Petitioner filed the instant petition for writ of habeas corpus on November 9, 2012 in the United States District Court for the Central District of California. On November 29, 2012, the petition was transferred to this Court.
On November 26, 2012 and January 22, 2013, Petitioner filed motions to compel discovery. Petitioner requests examination of the prison log book of Building Six Second Floor for the date of June 9, 2011.
Pursuant to court order, Respondent filed an answer to the petition on March 2, 2013. *fn1 Unlike other civil litigation, a habeas corpus petitioner is not entitled to broad discovery. Bracy v. Gramley, 520 U.S. 899, 117 S.Ct. 1793, 1796-97 (1997); Harris v. Nelson, 394 U.S. 286, 295, 89 S.Ct. 1082, 1088-89 (1969). Although discovery is available pursuant to Rule 6, it is only granted at the court's discretion, and upon a showing of good cause.

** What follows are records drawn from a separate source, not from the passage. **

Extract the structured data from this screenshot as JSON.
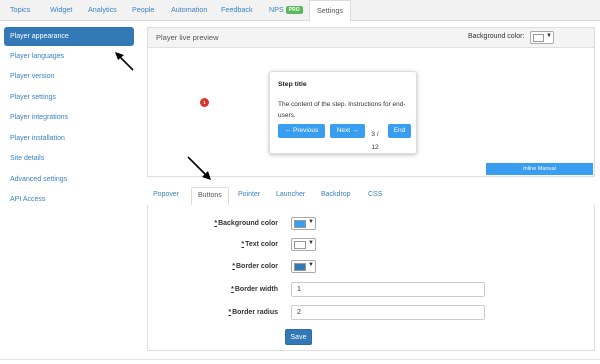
{
  "nav": {
    "tabs": [
      {
        "label": "Topics"
      },
      {
        "label": "Widget"
      },
      {
        "label": "Analytics"
      },
      {
        "label": "People"
      },
      {
        "label": "Automation"
      },
      {
        "label": "Feedback"
      },
      {
        "label": "NPS",
        "badge": "PRO"
      },
      {
        "label": "Settings",
        "active": true
      }
    ]
  },
  "sidebar": {
    "items": [
      {
        "label": "Player appearance",
        "active": true
      },
      {
        "label": "Player languages"
      },
      {
        "label": "Player version"
      },
      {
        "label": "Player settings"
      },
      {
        "label": "Player integrations"
      },
      {
        "label": "Player installation"
      },
      {
        "label": "Site details"
      },
      {
        "label": "Advanced settings"
      },
      {
        "label": "API Access"
      }
    ]
  },
  "preview": {
    "title": "Player live preview",
    "background_color_label": "Background color:",
    "background_color_value": "#ffffff",
    "hotspot_label": "1",
    "step": {
      "title": "Step title",
      "body": "The content of the step. Instructions for end-users.",
      "prev_label": "← Previous",
      "next_label": "Next →",
      "counter": "3 / 12",
      "end_label": "End"
    },
    "brand_bar": "Inline Manual"
  },
  "subtabs": [
    {
      "label": "Popover"
    },
    {
      "label": "Buttons",
      "active": true
    },
    {
      "label": "Pointer"
    },
    {
      "label": "Launcher"
    },
    {
      "label": "Backdrop"
    },
    {
      "label": "CSS"
    }
  ],
  "form": {
    "fields": [
      {
        "label": "Background color",
        "type": "color",
        "value": "#3a9ef0"
      },
      {
        "label": "Text color",
        "type": "color",
        "value": "#ffffff"
      },
      {
        "label": "Border color",
        "type": "color",
        "value": "#3379b7"
      },
      {
        "label": "Border width",
        "type": "text",
        "value": "1"
      },
      {
        "label": "Border radius",
        "type": "text",
        "value": "2"
      }
    ],
    "required_mark": "*",
    "save_label": "Save"
  },
  "colors": {
    "accent": "#3379b7",
    "button_blue": "#3a9ef0",
    "link": "#3a82c4",
    "hotspot": "#d9362b",
    "badge_green": "#5cb85c"
  }
}
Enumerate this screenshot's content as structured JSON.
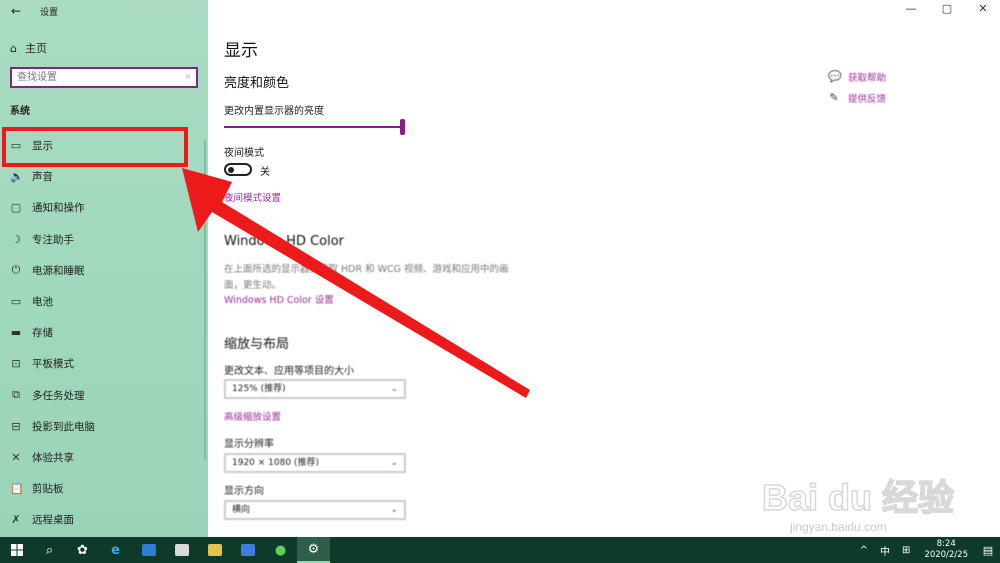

Bracy, 117 S.Ct. 1793, 1797; McDaniel v. United States Dist. Court (Jones), 127 F.3d 886, 888 (9th Cir. 1997); Jones v. Wood, 114 F.3d 1002, 1009 (9th Cir. 1997); Rule 6(a) of the Rules Governing Section 2254. At this stage of the litigation, the Court cannot identify the essential elements of Petitioner's claim, and Petitioner has not demonstrated good cause. Thus, Petitioner's motion is premature, as the court's ordinary practice in habeas corpus cases is to consider a motion for discovery after the court has received and considered the answer and traverse from the parties. Accordingly, Petitioner's motion for discovery will be denied without prejudice to renewal at the time the case is fully submitted and ready to review on the merits, i.e. after the filing of both an answer and traverse.